- **Work instruction**: In the listing below, how many lines contain the string "datetime"? Reply with the number alone.

- **Supplied entries**:
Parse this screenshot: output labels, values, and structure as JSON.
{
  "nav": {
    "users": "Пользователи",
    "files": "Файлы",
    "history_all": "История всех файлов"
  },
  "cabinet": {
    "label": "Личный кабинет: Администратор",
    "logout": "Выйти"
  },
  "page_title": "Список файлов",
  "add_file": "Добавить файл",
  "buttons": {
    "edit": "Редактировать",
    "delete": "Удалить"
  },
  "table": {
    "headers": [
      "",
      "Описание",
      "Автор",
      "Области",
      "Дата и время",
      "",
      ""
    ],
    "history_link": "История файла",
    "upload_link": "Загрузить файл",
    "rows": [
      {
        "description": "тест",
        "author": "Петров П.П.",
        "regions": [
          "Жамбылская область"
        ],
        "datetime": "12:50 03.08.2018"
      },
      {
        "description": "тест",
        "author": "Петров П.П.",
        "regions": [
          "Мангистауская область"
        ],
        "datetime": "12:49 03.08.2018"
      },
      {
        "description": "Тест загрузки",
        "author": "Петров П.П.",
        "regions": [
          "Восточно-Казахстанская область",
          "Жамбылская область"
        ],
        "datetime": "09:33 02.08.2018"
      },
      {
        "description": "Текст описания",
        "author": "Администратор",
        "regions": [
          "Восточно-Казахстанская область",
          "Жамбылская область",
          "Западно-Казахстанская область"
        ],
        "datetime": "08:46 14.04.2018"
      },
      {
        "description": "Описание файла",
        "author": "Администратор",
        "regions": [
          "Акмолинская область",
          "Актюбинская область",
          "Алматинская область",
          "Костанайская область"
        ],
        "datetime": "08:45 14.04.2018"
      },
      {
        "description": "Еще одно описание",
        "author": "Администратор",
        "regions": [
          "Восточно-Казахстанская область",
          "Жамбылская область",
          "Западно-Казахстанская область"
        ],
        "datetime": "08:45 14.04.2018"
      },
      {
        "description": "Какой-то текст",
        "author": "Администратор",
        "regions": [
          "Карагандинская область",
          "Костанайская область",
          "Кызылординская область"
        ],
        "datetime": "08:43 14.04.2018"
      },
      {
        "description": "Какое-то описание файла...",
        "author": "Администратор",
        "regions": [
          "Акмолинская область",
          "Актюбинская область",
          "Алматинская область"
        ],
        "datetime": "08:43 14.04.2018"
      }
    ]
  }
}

- **Task output**: 8